Work task
Every line below that carries the word "name" needs to be copied.

Records from a collection
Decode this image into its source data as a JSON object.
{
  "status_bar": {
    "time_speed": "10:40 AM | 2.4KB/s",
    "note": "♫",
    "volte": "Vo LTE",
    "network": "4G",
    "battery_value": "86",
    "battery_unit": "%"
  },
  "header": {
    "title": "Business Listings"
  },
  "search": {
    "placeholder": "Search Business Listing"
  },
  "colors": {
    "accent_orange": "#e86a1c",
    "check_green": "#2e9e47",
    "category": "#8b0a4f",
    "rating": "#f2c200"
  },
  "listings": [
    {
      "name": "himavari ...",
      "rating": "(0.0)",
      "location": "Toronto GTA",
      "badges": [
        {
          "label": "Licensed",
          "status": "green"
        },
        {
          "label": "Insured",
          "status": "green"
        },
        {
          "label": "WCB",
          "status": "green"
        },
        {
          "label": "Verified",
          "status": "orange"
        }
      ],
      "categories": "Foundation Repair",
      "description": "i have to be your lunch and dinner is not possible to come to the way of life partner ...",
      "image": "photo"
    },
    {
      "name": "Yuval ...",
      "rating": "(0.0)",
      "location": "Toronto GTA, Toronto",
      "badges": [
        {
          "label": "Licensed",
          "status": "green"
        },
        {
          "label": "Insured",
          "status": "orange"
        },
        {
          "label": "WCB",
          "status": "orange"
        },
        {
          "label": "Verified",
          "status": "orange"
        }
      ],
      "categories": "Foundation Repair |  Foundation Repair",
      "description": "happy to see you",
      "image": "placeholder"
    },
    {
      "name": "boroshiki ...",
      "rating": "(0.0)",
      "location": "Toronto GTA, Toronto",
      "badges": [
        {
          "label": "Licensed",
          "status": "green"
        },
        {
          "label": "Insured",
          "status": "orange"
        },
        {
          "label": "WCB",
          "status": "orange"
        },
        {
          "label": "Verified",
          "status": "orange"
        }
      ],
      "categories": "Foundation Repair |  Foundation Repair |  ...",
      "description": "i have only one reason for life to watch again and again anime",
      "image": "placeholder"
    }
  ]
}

Solution for this exercise
      "name": "himavari ...",
      "name": "Yuval ...",
      "name": "boroshiki ...",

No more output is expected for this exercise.